Records from a dataset:
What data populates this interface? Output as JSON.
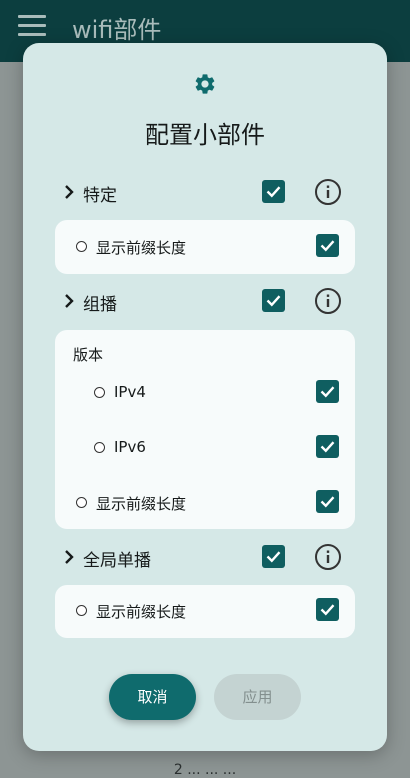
{
  "appbar": {
    "title": "wifi部件"
  },
  "peek_text": "2 ... ... ...",
  "dialog": {
    "title": "配置小部件",
    "sections": [
      {
        "label": "特定",
        "checked": true,
        "rows": [
          {
            "label": "显示前缀长度",
            "checked": true
          }
        ]
      },
      {
        "label": "组播",
        "checked": true,
        "group_label": "版本",
        "versions": [
          {
            "label": "IPv4",
            "checked": true
          },
          {
            "label": "IPv6",
            "checked": true
          }
        ],
        "rows": [
          {
            "label": "显示前缀长度",
            "checked": true
          }
        ]
      },
      {
        "label": "全局单播",
        "checked": true,
        "rows": [
          {
            "label": "显示前缀长度",
            "checked": true
          }
        ]
      }
    ],
    "buttons": {
      "cancel": "取消",
      "apply": "应用"
    }
  },
  "colors": {
    "appbar": "#0c3e3f",
    "dialog_bg": "#d5e8e7",
    "accent": "#0f5e60",
    "card_bg": "#f7fbfb"
  },
  "icons": {
    "menu": "menu-icon",
    "settings": "gear-icon",
    "expand": "chevron-right-icon",
    "info": "info-icon",
    "checkbox": "checkbox-checked-icon",
    "radio": "radio-empty-icon"
  }
}
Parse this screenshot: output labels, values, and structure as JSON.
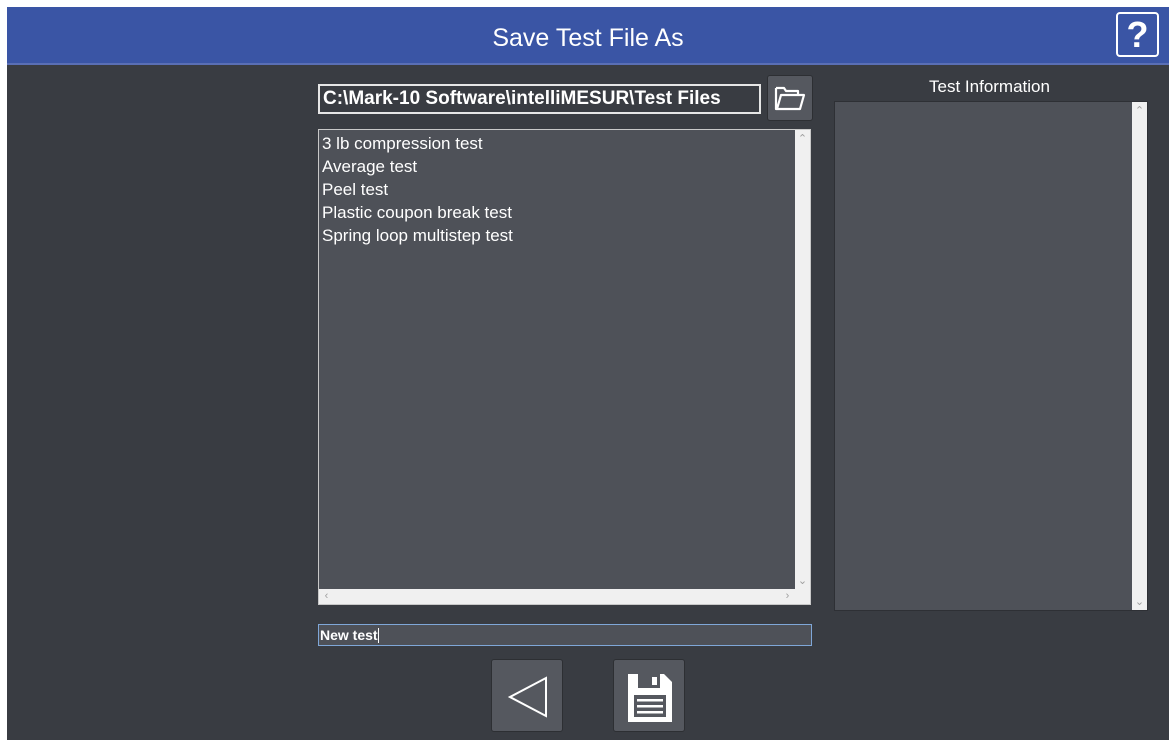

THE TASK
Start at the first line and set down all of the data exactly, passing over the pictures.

OUTPUT OF THE EXERCISE
What data populates this interface? Output as JSON.
{
  "appbar": {
    "title": "wifi部件"
  },
  "peek_text": "2 ... ... ...",
  "dialog": {
    "title": "配置小部件",
    "sections": [
      {
        "label": "特定",
        "checked": true,
        "rows": [
          {
            "label": "显示前缀长度",
            "checked": true
          }
        ]
      },
      {
        "label": "组播",
        "checked": true,
        "group_label": "版本",
        "versions": [
          {
            "label": "IPv4",
            "checked": true
          },
          {
            "label": "IPv6",
            "checked": true
          }
        ],
        "rows": [
          {
            "label": "显示前缀长度",
            "checked": true
          }
        ]
      },
      {
        "label": "全局单播",
        "checked": true,
        "rows": [
          {
            "label": "显示前缀长度",
            "checked": true
          }
        ]
      }
    ],
    "buttons": {
      "cancel": "取消",
      "apply": "应用"
    }
  },
  "colors": {
    "appbar": "#0c3e3f",
    "dialog_bg": "#d5e8e7",
    "accent": "#0f5e60",
    "card_bg": "#f7fbfb"
  },
  "icons": {
    "menu": "menu-icon",
    "settings": "gear-icon",
    "expand": "chevron-right-icon",
    "info": "info-icon",
    "checkbox": "checkbox-checked-icon",
    "radio": "radio-empty-icon"
  }
}
Parse this screenshot: output labels, values, and structure as JSON.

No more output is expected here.